Data records for software interfaces
···

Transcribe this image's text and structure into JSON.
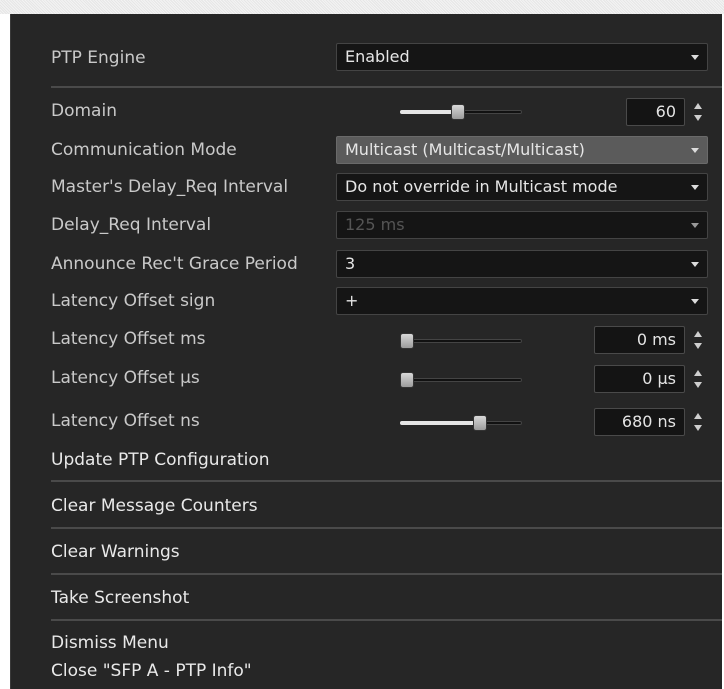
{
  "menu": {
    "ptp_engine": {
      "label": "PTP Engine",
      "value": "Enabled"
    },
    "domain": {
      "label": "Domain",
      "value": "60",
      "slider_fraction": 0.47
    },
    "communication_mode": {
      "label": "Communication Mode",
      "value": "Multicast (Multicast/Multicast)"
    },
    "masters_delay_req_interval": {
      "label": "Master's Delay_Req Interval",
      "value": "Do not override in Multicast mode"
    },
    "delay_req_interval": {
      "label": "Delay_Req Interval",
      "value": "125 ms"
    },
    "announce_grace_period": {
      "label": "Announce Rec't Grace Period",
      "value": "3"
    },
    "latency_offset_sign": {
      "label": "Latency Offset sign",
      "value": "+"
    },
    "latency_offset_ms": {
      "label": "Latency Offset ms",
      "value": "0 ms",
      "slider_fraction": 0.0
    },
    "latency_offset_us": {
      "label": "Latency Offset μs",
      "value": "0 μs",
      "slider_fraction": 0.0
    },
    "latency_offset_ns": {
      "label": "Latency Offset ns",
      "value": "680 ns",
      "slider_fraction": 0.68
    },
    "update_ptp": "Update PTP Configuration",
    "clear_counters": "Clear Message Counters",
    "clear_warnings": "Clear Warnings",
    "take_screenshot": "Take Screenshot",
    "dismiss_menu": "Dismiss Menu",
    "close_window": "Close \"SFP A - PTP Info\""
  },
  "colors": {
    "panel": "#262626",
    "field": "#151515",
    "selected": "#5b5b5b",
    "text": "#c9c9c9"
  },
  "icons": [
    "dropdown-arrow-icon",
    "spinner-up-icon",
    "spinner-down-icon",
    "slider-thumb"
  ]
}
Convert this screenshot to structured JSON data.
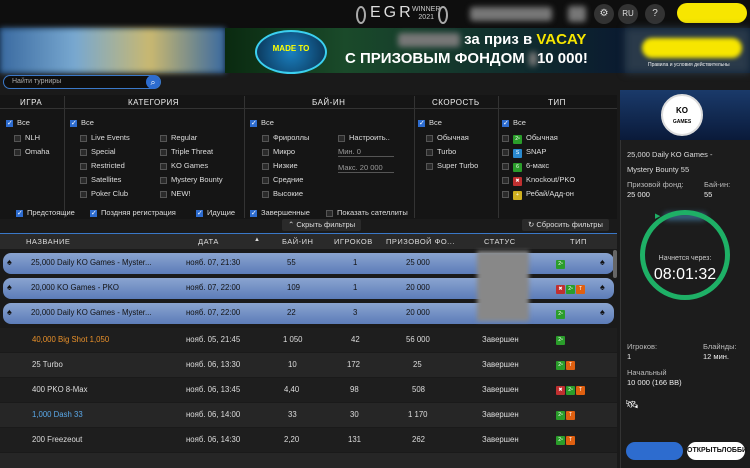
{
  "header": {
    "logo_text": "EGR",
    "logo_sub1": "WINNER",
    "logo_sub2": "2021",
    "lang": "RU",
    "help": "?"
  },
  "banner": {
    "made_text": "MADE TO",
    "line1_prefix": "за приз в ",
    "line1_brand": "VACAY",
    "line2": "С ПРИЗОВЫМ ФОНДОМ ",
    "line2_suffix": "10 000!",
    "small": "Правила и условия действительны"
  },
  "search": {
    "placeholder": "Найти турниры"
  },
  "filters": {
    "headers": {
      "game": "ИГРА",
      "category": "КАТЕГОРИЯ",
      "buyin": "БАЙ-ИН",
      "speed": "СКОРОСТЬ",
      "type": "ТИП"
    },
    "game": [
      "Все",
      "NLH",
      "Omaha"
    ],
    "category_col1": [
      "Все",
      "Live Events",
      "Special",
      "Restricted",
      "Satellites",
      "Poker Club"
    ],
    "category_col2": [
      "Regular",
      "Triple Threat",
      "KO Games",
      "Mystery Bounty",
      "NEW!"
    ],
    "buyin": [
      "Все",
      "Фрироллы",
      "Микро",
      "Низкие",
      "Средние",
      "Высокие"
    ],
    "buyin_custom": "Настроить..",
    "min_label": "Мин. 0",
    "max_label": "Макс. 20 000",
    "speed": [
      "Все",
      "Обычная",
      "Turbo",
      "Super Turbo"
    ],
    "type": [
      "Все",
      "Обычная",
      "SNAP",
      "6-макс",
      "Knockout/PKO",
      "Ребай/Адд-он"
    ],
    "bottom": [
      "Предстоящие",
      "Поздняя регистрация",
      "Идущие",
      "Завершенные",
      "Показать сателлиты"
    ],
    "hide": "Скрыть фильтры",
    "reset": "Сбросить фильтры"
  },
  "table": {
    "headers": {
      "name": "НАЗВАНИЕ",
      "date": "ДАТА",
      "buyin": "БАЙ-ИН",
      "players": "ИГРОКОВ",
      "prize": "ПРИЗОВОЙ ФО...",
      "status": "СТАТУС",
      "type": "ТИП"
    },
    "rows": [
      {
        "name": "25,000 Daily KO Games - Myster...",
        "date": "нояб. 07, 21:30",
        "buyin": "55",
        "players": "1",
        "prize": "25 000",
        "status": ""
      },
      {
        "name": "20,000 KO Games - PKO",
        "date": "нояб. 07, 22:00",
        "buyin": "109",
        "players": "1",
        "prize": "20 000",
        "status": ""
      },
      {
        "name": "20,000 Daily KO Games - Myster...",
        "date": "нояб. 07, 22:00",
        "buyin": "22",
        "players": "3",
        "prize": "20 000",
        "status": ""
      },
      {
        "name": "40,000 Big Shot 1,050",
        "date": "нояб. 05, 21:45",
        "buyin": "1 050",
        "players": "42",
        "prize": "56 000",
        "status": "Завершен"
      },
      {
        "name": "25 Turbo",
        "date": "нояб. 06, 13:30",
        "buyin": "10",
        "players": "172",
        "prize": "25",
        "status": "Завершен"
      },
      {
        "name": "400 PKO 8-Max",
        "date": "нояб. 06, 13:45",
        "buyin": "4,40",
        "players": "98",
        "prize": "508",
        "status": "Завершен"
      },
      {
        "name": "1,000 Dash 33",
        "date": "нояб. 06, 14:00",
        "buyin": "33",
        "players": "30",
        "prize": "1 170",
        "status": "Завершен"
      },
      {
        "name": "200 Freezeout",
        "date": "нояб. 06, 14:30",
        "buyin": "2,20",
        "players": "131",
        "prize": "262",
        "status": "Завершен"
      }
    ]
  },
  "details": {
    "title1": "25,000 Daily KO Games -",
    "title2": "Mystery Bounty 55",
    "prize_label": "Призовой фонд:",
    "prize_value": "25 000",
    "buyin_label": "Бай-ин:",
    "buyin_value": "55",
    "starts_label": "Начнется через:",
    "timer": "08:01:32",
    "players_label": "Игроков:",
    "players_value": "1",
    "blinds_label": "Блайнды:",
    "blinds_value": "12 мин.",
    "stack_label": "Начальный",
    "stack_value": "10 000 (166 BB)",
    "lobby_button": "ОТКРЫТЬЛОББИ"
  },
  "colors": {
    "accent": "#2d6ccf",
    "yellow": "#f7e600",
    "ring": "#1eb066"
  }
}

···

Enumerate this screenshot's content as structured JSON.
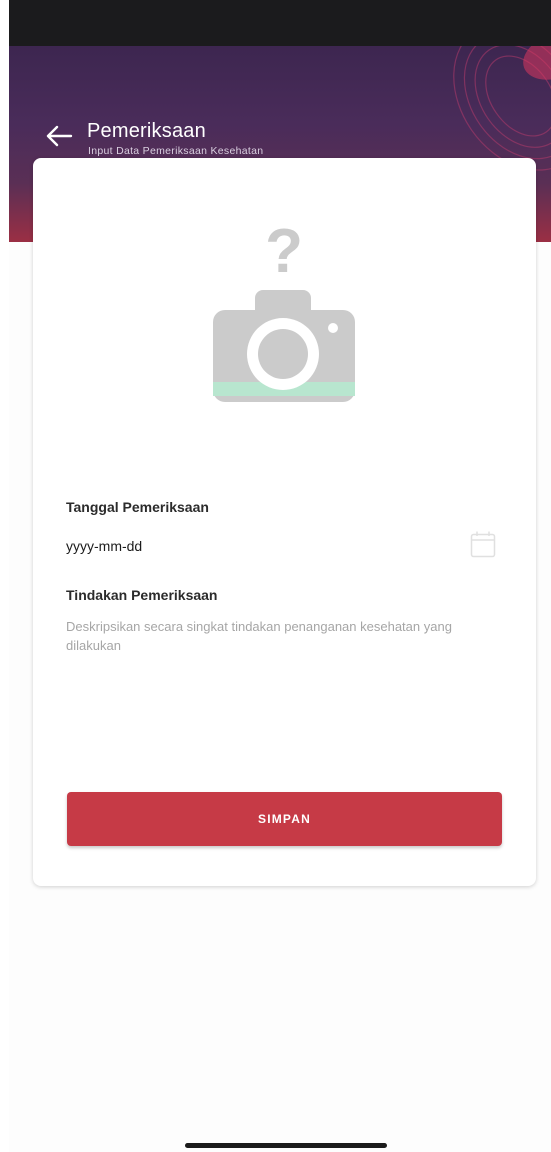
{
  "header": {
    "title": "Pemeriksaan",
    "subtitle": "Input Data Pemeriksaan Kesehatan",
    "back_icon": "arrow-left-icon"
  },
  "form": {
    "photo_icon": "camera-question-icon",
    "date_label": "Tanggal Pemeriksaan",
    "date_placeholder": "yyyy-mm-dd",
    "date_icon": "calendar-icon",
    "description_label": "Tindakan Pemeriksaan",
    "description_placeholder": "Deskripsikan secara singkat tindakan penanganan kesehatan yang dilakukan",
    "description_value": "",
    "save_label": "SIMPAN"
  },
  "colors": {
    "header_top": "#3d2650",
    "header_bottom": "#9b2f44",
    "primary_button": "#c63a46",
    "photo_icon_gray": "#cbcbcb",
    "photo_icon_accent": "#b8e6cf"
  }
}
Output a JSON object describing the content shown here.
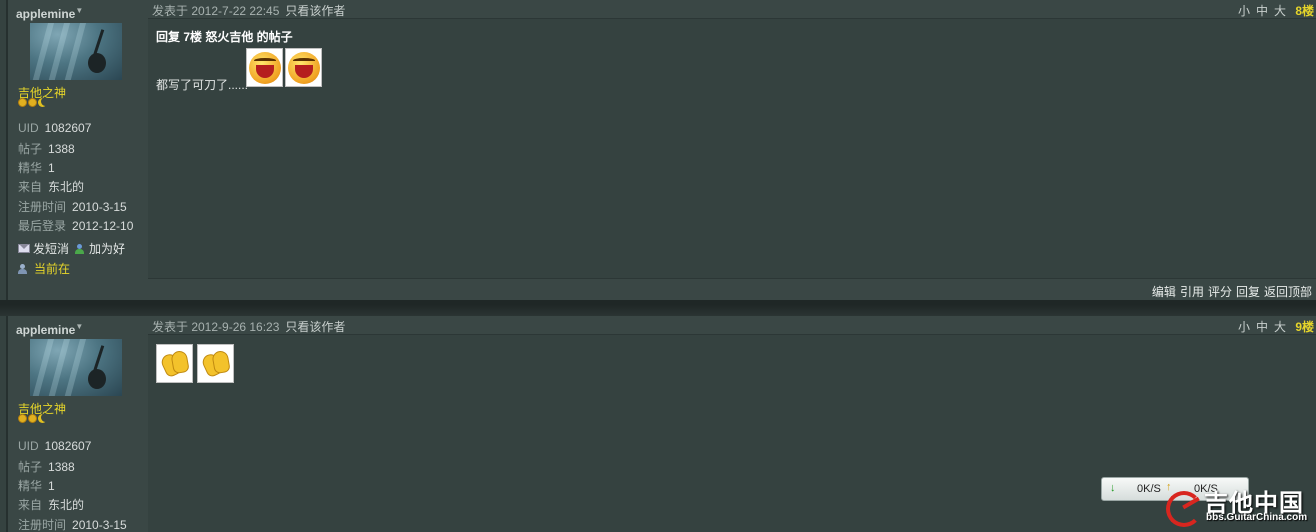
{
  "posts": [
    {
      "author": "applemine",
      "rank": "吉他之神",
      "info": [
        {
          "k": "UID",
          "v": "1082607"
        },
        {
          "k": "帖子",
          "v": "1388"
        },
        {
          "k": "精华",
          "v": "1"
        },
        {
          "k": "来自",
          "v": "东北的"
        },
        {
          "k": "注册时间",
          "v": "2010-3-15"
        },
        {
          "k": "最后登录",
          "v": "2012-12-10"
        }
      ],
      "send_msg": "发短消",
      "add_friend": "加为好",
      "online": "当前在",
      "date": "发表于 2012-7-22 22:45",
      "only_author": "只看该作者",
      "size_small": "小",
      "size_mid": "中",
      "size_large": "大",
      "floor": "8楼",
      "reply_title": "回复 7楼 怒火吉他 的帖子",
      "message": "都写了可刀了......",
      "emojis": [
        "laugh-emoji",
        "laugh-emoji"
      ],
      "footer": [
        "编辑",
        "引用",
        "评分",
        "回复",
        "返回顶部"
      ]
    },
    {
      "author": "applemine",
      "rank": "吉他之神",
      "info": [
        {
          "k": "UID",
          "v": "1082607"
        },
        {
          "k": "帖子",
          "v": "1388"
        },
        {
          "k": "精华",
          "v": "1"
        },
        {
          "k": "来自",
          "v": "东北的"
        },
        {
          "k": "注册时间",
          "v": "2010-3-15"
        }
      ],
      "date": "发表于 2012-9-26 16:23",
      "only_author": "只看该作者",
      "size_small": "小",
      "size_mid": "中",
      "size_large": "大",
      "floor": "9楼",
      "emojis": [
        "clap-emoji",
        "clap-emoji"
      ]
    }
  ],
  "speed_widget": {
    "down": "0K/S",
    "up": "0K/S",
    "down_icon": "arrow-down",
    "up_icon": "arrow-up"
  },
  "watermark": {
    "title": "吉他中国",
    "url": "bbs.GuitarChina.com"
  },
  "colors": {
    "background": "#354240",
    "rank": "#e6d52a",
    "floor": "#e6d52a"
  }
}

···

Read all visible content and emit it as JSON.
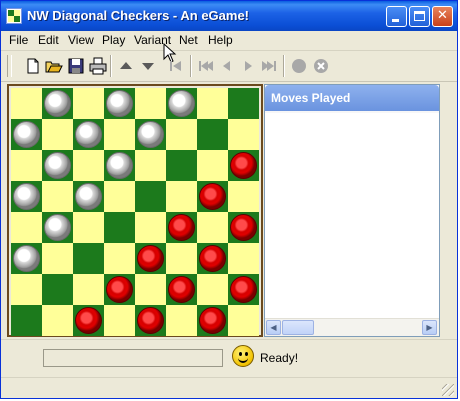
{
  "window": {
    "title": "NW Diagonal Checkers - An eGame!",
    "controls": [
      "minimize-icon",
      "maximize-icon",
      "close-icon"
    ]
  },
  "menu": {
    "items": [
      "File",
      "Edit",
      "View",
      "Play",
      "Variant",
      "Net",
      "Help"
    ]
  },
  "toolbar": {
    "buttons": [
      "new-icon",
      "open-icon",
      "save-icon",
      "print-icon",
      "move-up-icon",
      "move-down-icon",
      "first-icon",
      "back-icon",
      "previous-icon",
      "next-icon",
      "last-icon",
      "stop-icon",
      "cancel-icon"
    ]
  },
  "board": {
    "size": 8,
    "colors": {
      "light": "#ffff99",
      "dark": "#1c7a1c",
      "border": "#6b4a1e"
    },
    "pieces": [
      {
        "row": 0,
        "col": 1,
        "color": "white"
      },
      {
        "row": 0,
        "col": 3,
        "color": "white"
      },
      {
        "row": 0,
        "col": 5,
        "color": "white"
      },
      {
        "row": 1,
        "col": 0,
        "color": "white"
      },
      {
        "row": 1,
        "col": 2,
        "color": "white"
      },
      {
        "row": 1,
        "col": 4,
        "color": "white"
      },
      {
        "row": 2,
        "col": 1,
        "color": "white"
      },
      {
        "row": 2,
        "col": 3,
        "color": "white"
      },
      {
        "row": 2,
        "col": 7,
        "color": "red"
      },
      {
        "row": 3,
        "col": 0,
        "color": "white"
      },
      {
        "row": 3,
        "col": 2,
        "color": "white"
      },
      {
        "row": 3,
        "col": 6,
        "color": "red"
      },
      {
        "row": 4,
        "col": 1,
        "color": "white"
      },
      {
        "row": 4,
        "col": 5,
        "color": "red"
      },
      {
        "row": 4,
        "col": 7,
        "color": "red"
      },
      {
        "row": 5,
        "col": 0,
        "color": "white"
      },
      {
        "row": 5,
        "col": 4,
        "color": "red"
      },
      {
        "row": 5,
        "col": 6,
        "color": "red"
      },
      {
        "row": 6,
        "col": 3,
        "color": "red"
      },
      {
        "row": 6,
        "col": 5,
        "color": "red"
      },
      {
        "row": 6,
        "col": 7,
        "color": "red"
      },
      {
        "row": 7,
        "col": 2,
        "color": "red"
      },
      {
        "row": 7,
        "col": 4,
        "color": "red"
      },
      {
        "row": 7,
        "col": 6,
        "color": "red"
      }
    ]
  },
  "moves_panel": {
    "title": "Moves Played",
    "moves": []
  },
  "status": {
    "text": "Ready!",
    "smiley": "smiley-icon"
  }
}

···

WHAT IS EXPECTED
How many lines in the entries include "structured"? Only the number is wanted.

SOLUTION FOR THIS PROBLEM
2